* **WORK TO COMPLETE**
Among the records below, determine how many lines have the word "with" in them; output only the number.

* **THE DATA**
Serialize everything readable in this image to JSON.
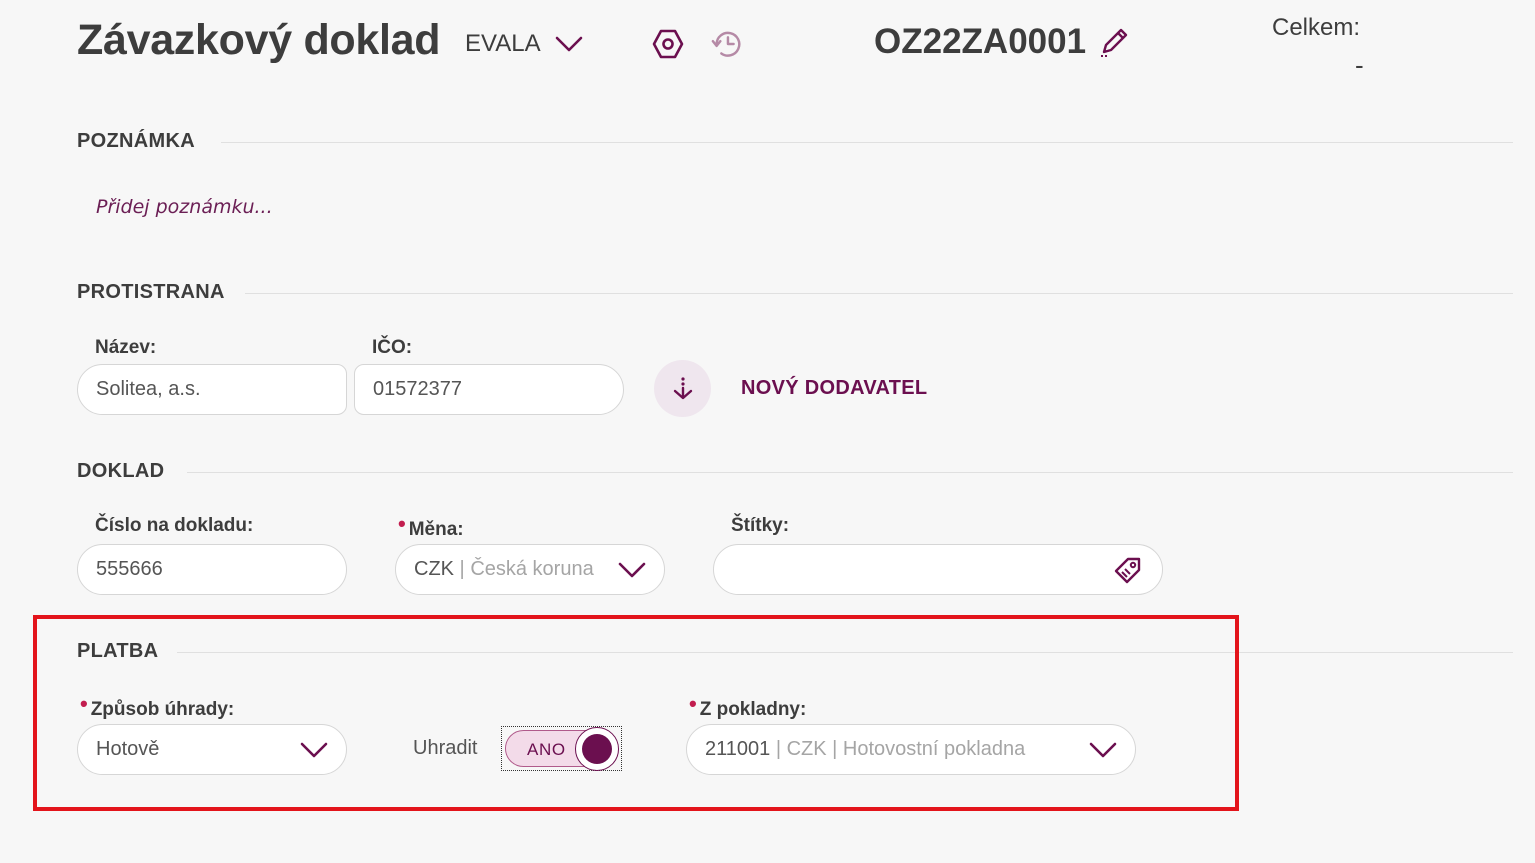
{
  "header": {
    "title": "Závazkový doklad",
    "company": "EVALA",
    "document_number": "OZ22ZA0001",
    "total_label": "Celkem:",
    "total_value": "-"
  },
  "note_section": {
    "title": "POZNÁMKA",
    "placeholder": "Přidej poznámku..."
  },
  "counterparty": {
    "title": "PROTISTRANA",
    "name_label": "Název:",
    "name_value": "Solitea, a.s.",
    "ico_label": "IČO:",
    "ico_value": "01572377",
    "new_supplier_label": "NOVÝ DODAVATEL"
  },
  "document": {
    "title": "DOKLAD",
    "doc_number_label": "Číslo na dokladu:",
    "doc_number_value": "555666",
    "currency_label": "Měna:",
    "currency_code": "CZK",
    "currency_separator": " | ",
    "currency_name": "Česká koruna",
    "tags_label": "Štítky:",
    "tags_value": ""
  },
  "payment": {
    "title": "PLATBA",
    "method_label": "Způsob úhrady:",
    "method_value": "Hotově",
    "pay_label": "Uhradit",
    "pay_toggle_text": "ANO",
    "pay_toggle_on": true,
    "cashbox_label": "Z pokladny:",
    "cashbox_code": "211001",
    "cashbox_rest": " | CZK | Hotovostní pokladna"
  },
  "colors": {
    "accent": "#6b0f4f",
    "required": "#c21e4f",
    "highlight": "#e3141b"
  }
}
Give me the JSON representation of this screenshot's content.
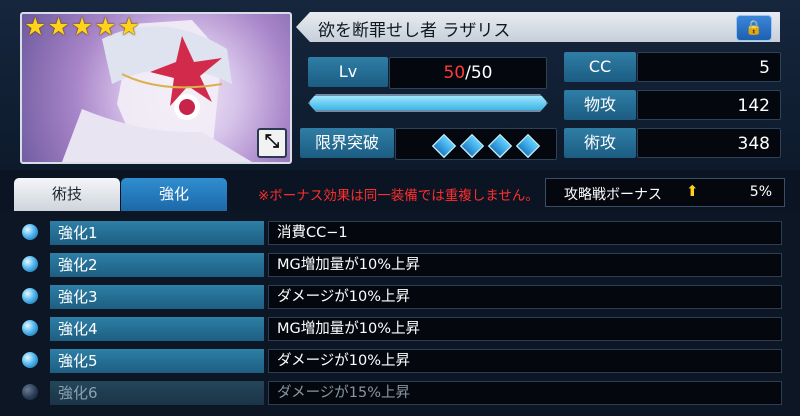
{
  "character": {
    "name": "欲を断罪せし者 ラザリス",
    "rarity_stars": 5,
    "star_glyph": "★"
  },
  "stats": {
    "lv_label": "Lv",
    "lv_current": "50",
    "lv_max": "/50",
    "exp_fill": 1.0,
    "limit_break_label": "限界突破",
    "limit_break_count": 4,
    "cc_label": "CC",
    "cc_value": "5",
    "phys_atk_label": "物攻",
    "phys_atk_value": "142",
    "magic_atk_label": "術攻",
    "magic_atk_value": "348"
  },
  "tabs": [
    {
      "label": "術技",
      "active": false
    },
    {
      "label": "強化",
      "active": true
    }
  ],
  "notice": "※ボーナス効果は同一装備では重複しません。",
  "bonus": {
    "label": "攻略戦ボーナス",
    "icon": "up-arrow-icon",
    "value": "5%"
  },
  "enhancements": [
    {
      "name": "強化1",
      "desc": "消費CC−1",
      "active": true
    },
    {
      "name": "強化2",
      "desc": "MG増加量が10%上昇",
      "active": true
    },
    {
      "name": "強化3",
      "desc": "ダメージが10%上昇",
      "active": true
    },
    {
      "name": "強化4",
      "desc": "MG増加量が10%上昇",
      "active": true
    },
    {
      "name": "強化5",
      "desc": "ダメージが10%上昇",
      "active": true
    },
    {
      "name": "強化6",
      "desc": "ダメージが15%上昇",
      "active": false
    }
  ],
  "icons": {
    "lock": "lock-icon",
    "expand": "expand-icon"
  },
  "colors": {
    "accent": "#1d68a8",
    "lv_current": "#ff3b3b",
    "notice": "#ff2e2e",
    "star": "#ffd21c"
  }
}
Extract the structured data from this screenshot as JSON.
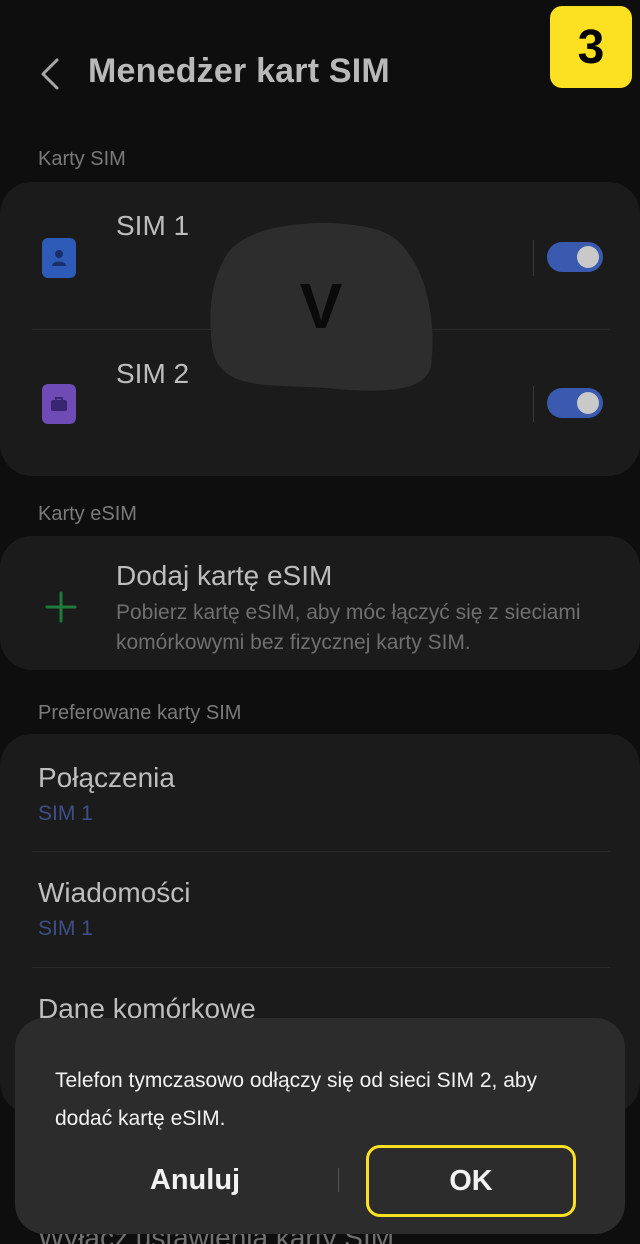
{
  "header": {
    "title": "Menedżer kart SIM",
    "step_badge": "3"
  },
  "sections": {
    "sim_cards": "Karty SIM",
    "esim_cards": "Karty eSIM",
    "preferred": "Preferowane karty SIM"
  },
  "sims": [
    {
      "name": "SIM 1",
      "enabled": true,
      "icon": "person-sim-icon",
      "color": "#2f5bb8"
    },
    {
      "name": "SIM 2",
      "enabled": true,
      "icon": "briefcase-sim-icon",
      "color": "#6e4bb5"
    }
  ],
  "overlay": {
    "letter": "V"
  },
  "esim": {
    "title": "Dodaj kartę eSIM",
    "description": "Pobierz kartę eSIM, aby móc łączyć się z sieciami komórkowymi bez fizycznej karty SIM."
  },
  "preferred": [
    {
      "title": "Połączenia",
      "value": "SIM 1"
    },
    {
      "title": "Wiadomości",
      "value": "SIM 1"
    },
    {
      "title": "Dane komórkowe"
    }
  ],
  "dialog": {
    "message": "Telefon tymczasowo odłączy się od sieci SIM 2, aby dodać kartę eSIM.",
    "cancel_label": "Anuluj",
    "ok_label": "OK"
  },
  "bottom_partial": "Wyłącz ustawienia karty SIM",
  "colors": {
    "accent": "#fce022",
    "toggle_on": "#3a5ab0",
    "esim_plus": "#1e7a3a"
  }
}
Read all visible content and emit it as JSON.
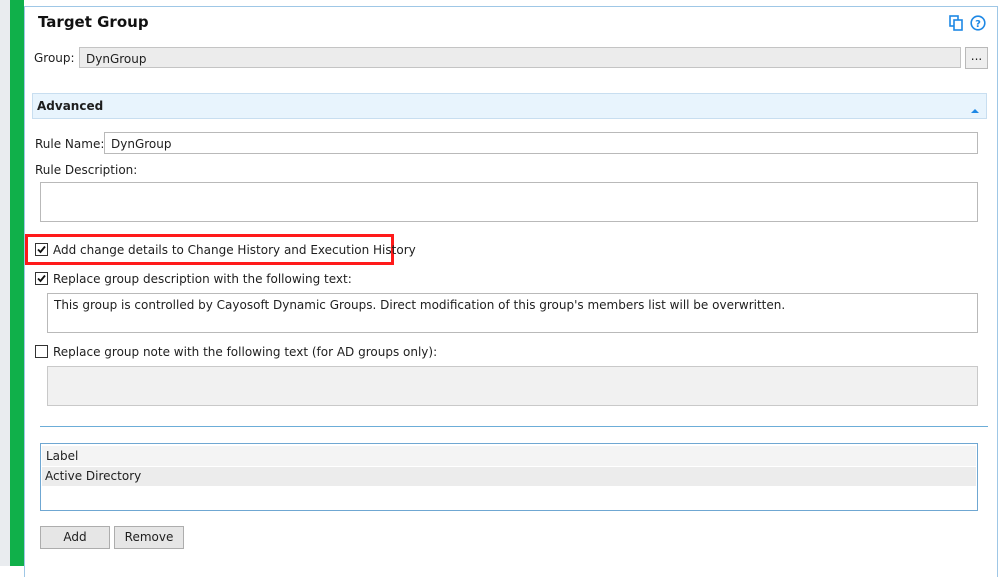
{
  "title": "Target Group",
  "group": {
    "label": "Group:",
    "value": "DynGroup",
    "browse_label": "..."
  },
  "advanced": {
    "header": "Advanced",
    "rule_name_label": "Rule Name:",
    "rule_name_value": "DynGroup",
    "rule_description_label": "Rule Description:",
    "rule_description_value": ""
  },
  "options": {
    "change_history": {
      "label": "Add change details to Change History and Execution History",
      "checked": true
    },
    "replace_description": {
      "label": "Replace group description with the following text:",
      "checked": true,
      "text": "This group is controlled by Cayosoft Dynamic Groups. Direct modification of this group's members list will be overwritten."
    },
    "replace_note": {
      "label": "Replace group note with the following text (for AD groups only):",
      "checked": false,
      "text": ""
    }
  },
  "labels_list": {
    "column_header": "Label",
    "rows": [
      "Active Directory"
    ]
  },
  "buttons": {
    "add": "Add",
    "remove": "Remove"
  },
  "colors": {
    "accent_green": "#10b04a",
    "highlight_red": "#ff1a1a",
    "section_bg": "#e8f4fd",
    "link_blue": "#1e88e5"
  }
}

* **COMPLETED EXERCISE**
2